The Significance of the CCC in the US, Oregon and The USDA Forest service Hat Point Fire Lookout Tower, Imnaha Oregon

During the Great Depression of the 1930s, approximately 30% of the work force was unemployed. After his election in 1932, President Franklin D. Roosevelt sent several initiatives to Congress designed to get the country back to work. FDR was known for his accomplishments in conservation while he was Governor of the State of New York. There were several proposals at the State level to form a conservation force, and reclaim various wastelands throughout the United States. Roosevelt used the best of these and constructed a model for the Civilian Conservation Corps on a National basis.

The Civilian Conservation Corps was created as Appendix C of Public Law No. 5, (73rd Congress), and signed into law by President Franklin D. Roosevelt on March 31, 1933. The purpose of the CCC was to give employment to young men as part of Roosevelt's recovery program for the Great Depression.

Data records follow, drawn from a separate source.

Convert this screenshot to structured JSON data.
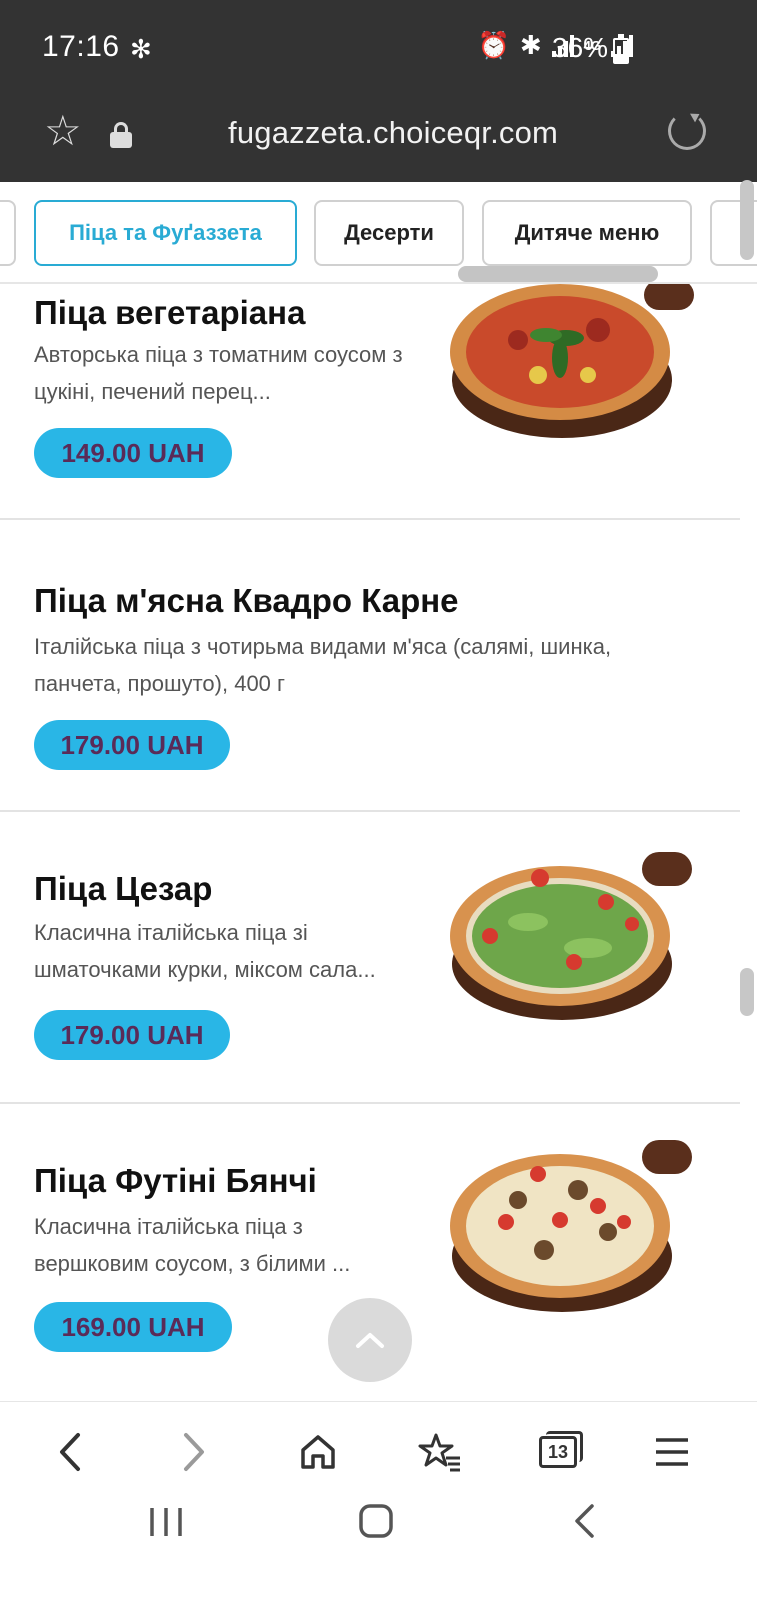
{
  "status_bar": {
    "time": "17:16",
    "battery": "36%",
    "battery_level": 0.36,
    "network": "4G"
  },
  "browser": {
    "url": "fugazzeta.choiceqr.com"
  },
  "categories": [
    {
      "label": "Піца та Фуґаззета",
      "active": true
    },
    {
      "label": "Десерти",
      "active": false
    },
    {
      "label": "Дитяче меню",
      "active": false
    }
  ],
  "menu_items": [
    {
      "title": "Піца вегетаріана",
      "description": "Авторська піца з томатним соусом з цукіні, печений перец...",
      "price": "149.00 UAH",
      "image": "pizza-vegetarian"
    },
    {
      "title": "Піца м'ясна Квадро Карне",
      "description": "Італійська піца з чотирьма видами м'яса (салямі, шинка, панчета, прошуто), 400 г",
      "price": "179.00 UAH",
      "image": ""
    },
    {
      "title": "Піца Цезар",
      "description": "Класична італійська піца зі шматочками курки, міксом сала...",
      "price": "179.00 UAH",
      "image": "pizza-caesar"
    },
    {
      "title": "Піца Футіні Бянчі",
      "description": "Класична італійська піца з вершковим соусом, з білими ...",
      "price": "169.00 UAH",
      "image": "pizza-funghi-bianchi"
    }
  ],
  "toolbar": {
    "tab_count": "13"
  },
  "colors": {
    "accent": "#29abd4",
    "price_bg": "#29b6e6",
    "price_text": "#5a2b58",
    "chrome": "#333333"
  }
}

From 1933 through 1942, the CCC had a total enrollment of 3,465,766 men.

The Honorable Robert Fechner was named Director of the newly formed Civilian Conservation Corps. Fechner immediately named an advisory council which consisted of the Secretarys of Labor, War and Interior, each of whom appointed a personal representative to work with the new Director.

Enrollees were given room and board, uniforms, medical care and a salary of $30 per month. Of the salary, $25 was sent home as an allotment to the family of the enrollee. The enrollee retained $5 a month for personal expenses. The enrollees were first sent to an indoctrination program run by the Army. Here physical conditioning was emphasized to get the men into top condition to allow them to perform in their new active environment. The majority of these young men were city dwellers, and many had been idle since 1929. They would be assigned to high mountain forest areas as well as deserts where they would be living in tent camps and doing hard physical labor in construction and conservation work throughout the United States.

In Oregon, there were forty-nine CCC camps in 1937. Of these, eighteen were on National Forests, two on State Forests, seven on private forests, three for Biological Survey and four on the State Parks, nine for the Soil Conservation Service, one on the National Park, three for the Division of Grazing, and five for the Reclamation Service. The enrollment included 25,022 Junior and Veteran (World War I), 2,767 Native American enrollees, and 6,820 non-enrollees who worked as camp officers and supervisory employees from Oregon. The total number of individuals who worked in CCC in Oregon (From all States) 1933 through 1942 was 86,775.

These men built 276 fire lookout towers and houses, 1,317 bridges (of all types), planted 49,351,000 trees, spent 681,048 man-days fighting forest fires, did tree insect and pest control on 1,100,655 acres, and did rodent and predator control work on an additional 1,657,815 acres. The total expenditure for the Civilian Conservation Corps in Oregon was $87,734,444 of which only $6,356,036 was sent home as allotments, and pumped directly into the National economy.

The Civilian Conservation Corps in the United States during the Great Depression furnished 3,450,766 jobs for unemployed men. There were a total of 4,500 CCC camps with an average of 1,643 camps operating at any given time. In reforestation, 2,356,000,000 trees were planted, 126,000 miles of road and trail built,89,000 miles of telephone line constructed, 6,459,000 man-days spent fighting forest fires, 6,660,000 man-days spent building erosion control and check dams, and 21,000,000 acres rehabilitated from disease and insect infested land.

With the advent of the United States entry into World War II, CCC enrollees formed a cadre of physically fit, tough minded young men to serve in the armed forces. The CCC enrollees were given military longevity benefits and retirement credit for their prior service to the Nation.